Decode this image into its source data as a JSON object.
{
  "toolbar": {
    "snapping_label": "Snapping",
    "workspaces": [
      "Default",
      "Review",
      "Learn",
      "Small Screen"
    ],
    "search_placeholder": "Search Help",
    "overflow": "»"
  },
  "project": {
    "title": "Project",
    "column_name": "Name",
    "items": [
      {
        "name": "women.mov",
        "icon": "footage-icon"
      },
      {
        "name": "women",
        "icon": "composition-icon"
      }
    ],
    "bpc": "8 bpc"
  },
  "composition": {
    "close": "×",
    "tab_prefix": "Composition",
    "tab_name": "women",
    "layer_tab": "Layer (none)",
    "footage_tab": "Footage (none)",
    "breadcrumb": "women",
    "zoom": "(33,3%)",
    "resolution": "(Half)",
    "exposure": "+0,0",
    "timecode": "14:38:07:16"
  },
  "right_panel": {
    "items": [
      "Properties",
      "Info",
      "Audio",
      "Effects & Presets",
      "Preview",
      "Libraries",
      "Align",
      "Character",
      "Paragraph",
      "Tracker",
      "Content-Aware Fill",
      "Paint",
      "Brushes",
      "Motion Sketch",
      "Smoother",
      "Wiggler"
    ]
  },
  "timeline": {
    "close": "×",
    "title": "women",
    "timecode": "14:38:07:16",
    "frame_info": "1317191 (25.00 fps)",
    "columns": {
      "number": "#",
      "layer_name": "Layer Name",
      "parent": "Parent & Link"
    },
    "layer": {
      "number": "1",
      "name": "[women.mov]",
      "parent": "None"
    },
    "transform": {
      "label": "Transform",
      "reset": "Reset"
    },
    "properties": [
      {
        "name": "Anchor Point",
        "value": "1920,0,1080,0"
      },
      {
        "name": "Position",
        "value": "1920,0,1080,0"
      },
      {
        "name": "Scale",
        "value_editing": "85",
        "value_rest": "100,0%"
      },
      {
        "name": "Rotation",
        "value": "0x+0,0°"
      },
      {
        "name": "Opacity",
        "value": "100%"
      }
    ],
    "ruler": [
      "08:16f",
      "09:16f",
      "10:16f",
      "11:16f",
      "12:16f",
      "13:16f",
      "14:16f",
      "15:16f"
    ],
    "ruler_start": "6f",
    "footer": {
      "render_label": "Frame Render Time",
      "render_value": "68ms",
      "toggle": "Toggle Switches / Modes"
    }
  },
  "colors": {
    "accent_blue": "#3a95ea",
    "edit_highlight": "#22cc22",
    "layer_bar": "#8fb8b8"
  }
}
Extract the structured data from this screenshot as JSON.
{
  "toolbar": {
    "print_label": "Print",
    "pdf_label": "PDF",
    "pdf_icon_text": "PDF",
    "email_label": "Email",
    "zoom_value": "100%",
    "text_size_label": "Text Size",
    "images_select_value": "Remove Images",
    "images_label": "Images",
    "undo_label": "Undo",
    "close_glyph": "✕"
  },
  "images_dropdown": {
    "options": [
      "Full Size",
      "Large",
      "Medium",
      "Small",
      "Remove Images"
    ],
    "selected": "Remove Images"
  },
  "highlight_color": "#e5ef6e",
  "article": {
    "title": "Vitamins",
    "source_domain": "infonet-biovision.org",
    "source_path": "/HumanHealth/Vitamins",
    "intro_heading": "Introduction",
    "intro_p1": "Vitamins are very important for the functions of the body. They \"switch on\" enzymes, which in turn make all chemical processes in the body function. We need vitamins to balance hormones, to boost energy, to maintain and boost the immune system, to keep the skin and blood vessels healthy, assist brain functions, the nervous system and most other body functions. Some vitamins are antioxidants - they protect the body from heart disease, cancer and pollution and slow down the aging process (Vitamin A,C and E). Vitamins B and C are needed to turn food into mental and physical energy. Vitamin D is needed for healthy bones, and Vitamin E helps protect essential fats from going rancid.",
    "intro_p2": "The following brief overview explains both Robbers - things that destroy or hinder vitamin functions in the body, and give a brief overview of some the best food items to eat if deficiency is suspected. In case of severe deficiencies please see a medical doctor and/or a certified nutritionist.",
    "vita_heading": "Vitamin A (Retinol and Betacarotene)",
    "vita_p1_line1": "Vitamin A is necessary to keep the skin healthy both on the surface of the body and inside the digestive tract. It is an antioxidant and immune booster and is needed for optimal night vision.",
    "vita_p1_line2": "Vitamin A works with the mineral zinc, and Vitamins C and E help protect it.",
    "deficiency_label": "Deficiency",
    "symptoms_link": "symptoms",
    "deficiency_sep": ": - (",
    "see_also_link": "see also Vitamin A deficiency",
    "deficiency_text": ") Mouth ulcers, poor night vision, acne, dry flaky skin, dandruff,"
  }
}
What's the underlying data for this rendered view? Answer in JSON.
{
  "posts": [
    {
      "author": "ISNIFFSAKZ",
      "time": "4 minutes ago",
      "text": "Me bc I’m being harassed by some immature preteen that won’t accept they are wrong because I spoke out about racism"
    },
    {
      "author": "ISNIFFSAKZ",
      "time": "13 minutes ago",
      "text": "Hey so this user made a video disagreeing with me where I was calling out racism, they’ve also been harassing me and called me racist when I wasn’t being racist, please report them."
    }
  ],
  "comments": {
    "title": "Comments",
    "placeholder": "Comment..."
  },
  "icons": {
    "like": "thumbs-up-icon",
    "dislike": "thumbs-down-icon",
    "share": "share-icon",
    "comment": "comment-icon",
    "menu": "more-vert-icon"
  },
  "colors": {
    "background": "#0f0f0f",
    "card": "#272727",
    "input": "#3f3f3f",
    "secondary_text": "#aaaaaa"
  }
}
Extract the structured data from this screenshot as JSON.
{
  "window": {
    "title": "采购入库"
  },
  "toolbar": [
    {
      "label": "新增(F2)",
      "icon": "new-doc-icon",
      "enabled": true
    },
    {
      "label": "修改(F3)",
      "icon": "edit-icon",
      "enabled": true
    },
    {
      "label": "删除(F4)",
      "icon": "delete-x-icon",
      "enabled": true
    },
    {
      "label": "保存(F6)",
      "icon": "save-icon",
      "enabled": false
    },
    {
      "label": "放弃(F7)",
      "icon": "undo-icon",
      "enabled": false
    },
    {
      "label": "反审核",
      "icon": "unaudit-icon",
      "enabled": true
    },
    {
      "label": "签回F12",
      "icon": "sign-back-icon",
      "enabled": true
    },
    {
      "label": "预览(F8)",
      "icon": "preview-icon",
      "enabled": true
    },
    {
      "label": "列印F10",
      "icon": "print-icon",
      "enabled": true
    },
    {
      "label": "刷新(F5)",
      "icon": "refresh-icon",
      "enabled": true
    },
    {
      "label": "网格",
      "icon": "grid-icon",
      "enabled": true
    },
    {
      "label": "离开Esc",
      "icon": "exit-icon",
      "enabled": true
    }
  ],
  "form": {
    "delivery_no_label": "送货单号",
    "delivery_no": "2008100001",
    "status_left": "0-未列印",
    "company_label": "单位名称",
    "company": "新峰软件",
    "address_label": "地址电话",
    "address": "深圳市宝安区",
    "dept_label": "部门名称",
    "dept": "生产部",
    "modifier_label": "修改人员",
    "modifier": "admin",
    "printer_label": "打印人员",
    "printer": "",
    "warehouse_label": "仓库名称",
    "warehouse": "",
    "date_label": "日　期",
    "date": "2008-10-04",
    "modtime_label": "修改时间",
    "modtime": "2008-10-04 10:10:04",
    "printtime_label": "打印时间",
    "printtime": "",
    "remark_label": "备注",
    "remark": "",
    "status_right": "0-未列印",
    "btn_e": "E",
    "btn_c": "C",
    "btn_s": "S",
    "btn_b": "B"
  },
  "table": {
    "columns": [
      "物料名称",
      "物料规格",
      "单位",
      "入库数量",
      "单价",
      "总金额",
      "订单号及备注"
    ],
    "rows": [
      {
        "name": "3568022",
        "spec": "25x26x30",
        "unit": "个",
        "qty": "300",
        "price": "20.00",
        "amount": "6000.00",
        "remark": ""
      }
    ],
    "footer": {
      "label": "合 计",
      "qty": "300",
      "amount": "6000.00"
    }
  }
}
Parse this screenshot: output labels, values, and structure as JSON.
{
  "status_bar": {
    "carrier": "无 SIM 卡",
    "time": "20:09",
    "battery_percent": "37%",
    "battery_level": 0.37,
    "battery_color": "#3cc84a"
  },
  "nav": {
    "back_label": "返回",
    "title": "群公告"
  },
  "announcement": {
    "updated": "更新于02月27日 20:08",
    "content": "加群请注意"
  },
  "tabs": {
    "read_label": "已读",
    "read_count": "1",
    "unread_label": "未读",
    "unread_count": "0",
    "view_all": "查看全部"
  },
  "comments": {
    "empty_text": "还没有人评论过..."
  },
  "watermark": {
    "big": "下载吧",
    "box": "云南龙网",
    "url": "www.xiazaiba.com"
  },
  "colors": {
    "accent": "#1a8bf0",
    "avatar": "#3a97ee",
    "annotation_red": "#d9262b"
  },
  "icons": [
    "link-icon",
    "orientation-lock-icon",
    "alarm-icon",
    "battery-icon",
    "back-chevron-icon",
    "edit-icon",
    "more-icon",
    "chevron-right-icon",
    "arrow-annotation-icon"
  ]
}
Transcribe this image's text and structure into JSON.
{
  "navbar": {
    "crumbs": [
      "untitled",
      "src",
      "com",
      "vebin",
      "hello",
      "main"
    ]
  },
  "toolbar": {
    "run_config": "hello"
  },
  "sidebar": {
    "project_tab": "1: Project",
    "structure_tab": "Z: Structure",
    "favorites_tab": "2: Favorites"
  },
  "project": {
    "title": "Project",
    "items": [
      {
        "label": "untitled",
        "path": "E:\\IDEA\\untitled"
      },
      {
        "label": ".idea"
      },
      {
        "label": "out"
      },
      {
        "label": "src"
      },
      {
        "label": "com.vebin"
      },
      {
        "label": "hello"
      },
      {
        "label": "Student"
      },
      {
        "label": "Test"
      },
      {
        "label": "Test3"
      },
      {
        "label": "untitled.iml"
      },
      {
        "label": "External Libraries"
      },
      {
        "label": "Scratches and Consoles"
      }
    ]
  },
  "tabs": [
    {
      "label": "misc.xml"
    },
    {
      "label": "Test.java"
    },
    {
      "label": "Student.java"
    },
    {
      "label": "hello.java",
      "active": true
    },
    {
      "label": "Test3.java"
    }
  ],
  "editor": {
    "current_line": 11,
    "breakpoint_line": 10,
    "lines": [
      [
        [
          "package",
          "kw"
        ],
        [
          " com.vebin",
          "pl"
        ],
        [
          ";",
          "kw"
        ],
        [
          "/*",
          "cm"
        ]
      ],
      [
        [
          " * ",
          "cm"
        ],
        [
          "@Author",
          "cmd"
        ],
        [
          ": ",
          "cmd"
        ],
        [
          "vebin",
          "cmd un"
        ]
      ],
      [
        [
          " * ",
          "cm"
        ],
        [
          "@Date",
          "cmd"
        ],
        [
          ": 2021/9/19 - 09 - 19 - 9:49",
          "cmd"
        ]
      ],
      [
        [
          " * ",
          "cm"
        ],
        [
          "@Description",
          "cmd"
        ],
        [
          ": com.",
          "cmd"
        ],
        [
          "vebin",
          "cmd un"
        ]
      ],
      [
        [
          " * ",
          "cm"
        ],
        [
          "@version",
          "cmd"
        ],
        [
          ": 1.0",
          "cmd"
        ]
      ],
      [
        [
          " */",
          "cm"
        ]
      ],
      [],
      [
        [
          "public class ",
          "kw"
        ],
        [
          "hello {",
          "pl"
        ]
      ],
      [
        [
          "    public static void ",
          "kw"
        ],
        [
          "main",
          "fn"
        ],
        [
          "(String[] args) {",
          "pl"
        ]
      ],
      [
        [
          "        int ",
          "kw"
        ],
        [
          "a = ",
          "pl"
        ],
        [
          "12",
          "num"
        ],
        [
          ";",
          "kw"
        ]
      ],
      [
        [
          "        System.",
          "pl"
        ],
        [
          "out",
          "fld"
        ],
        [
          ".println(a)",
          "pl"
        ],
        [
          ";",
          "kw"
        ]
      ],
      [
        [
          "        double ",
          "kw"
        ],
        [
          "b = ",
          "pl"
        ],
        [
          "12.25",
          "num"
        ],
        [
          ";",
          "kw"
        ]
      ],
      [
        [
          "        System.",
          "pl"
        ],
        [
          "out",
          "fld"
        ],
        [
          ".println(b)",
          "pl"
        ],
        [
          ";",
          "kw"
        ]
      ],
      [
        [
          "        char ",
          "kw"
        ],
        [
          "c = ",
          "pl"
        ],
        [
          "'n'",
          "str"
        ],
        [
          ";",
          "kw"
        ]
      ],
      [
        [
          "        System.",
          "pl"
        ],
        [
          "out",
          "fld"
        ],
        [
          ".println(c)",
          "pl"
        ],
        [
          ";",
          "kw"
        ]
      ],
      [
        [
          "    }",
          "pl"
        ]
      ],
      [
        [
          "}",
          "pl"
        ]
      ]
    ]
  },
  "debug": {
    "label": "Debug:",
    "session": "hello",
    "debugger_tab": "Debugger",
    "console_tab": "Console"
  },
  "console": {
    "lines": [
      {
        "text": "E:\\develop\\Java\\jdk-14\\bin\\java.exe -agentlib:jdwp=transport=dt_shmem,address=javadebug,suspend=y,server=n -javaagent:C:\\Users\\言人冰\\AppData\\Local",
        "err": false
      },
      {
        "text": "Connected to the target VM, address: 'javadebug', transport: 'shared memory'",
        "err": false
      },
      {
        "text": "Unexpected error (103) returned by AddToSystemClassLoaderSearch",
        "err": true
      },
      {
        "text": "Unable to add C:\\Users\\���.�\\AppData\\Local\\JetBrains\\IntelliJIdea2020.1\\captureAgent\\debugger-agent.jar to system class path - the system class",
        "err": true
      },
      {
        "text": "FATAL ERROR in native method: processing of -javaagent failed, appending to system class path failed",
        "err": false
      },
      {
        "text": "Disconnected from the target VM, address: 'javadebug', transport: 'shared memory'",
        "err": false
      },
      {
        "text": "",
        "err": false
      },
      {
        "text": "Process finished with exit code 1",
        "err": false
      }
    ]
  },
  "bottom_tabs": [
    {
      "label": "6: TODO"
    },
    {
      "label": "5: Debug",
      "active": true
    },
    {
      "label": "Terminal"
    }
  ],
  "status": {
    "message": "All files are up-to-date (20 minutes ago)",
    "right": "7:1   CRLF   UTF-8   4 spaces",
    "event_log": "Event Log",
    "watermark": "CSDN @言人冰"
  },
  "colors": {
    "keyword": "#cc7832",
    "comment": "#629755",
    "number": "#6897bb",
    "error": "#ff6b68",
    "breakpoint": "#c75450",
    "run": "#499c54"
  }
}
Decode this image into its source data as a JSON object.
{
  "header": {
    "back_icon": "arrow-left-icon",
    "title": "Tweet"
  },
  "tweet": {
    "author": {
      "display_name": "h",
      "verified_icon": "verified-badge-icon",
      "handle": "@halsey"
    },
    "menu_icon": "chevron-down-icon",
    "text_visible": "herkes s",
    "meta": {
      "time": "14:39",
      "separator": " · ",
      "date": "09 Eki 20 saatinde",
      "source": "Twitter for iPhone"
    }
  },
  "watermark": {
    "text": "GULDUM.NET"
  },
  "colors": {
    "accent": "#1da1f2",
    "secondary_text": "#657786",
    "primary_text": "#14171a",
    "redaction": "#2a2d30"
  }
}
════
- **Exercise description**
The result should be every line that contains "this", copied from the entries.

- **Exercise answer**
Decode this image into its source data as a JSON object.
Extract the structured data from this screenshot as JSON.
What's the underlying data for this rendered view? Answer in JSON.
      "text": "Hey so this user made a video disagreeing with me where I was calling out racism, they’ve also been harassing me and called me racist when I wasn’t being racist, please report them."
Extract the structured data from this screenshot as JSON.
Parse this screenshot: output labels, values, and structure as JSON.
Transcribe this image's text and structure into JSON.
Decode this image into its source data as a JSON object.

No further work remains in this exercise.